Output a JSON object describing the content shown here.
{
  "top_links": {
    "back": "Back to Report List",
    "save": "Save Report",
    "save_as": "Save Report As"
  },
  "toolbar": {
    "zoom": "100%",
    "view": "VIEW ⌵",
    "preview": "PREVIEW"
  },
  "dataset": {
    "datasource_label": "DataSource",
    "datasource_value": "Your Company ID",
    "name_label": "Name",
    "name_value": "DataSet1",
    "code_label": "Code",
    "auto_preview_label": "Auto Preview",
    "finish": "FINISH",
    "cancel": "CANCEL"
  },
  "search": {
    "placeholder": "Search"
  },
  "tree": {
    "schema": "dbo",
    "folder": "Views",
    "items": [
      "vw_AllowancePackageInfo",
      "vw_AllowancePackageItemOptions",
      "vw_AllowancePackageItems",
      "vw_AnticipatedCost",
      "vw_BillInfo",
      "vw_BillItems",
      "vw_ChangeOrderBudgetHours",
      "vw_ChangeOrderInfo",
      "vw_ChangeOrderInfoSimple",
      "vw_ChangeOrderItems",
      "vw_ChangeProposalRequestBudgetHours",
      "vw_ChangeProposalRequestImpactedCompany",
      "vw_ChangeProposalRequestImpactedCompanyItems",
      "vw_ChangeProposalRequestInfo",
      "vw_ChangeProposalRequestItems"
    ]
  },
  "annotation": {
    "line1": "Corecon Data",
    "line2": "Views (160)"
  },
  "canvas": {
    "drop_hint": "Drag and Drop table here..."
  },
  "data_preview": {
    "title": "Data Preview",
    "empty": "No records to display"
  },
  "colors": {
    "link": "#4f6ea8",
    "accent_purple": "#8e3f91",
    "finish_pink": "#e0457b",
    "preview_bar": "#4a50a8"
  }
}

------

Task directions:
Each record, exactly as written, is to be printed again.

Exercise result:
Output a JSON object describing the content shown here.
{
  "top_links": {
    "back": "Back to Report List",
    "save": "Save Report",
    "save_as": "Save Report As"
  },
  "toolbar": {
    "zoom": "100%",
    "view": "VIEW ⌵",
    "preview": "PREVIEW"
  },
  "dataset": {
    "datasource_label": "DataSource",
    "datasource_value": "Your Company ID",
    "name_label": "Name",
    "name_value": "DataSet1",
    "code_label": "Code",
    "auto_preview_label": "Auto Preview",
    "finish": "FINISH",
    "cancel": "CANCEL"
  },
  "search": {
    "placeholder": "Search"
  },
  "tree": {
    "schema": "dbo",
    "folder": "Views",
    "items": [
      "vw_AllowancePackageInfo",
      "vw_AllowancePackageItemOptions",
      "vw_AllowancePackageItems",
      "vw_AnticipatedCost",
      "vw_BillInfo",
      "vw_BillItems",
      "vw_ChangeOrderBudgetHours",
      "vw_ChangeOrderInfo",
      "vw_ChangeOrderInfoSimple",
      "vw_ChangeOrderItems",
      "vw_ChangeProposalRequestBudgetHours",
      "vw_ChangeProposalRequestImpactedCompany",
      "vw_ChangeProposalRequestImpactedCompanyItems",
      "vw_ChangeProposalRequestInfo",
      "vw_ChangeProposalRequestItems"
    ]
  },
  "annotation": {
    "line1": "Corecon Data",
    "line2": "Views (160)"
  },
  "canvas": {
    "drop_hint": "Drag and Drop table here..."
  },
  "data_preview": {
    "title": "Data Preview",
    "empty": "No records to display"
  },
  "colors": {
    "link": "#4f6ea8",
    "accent_purple": "#8e3f91",
    "finish_pink": "#e0457b",
    "preview_bar": "#4a50a8"
  }
}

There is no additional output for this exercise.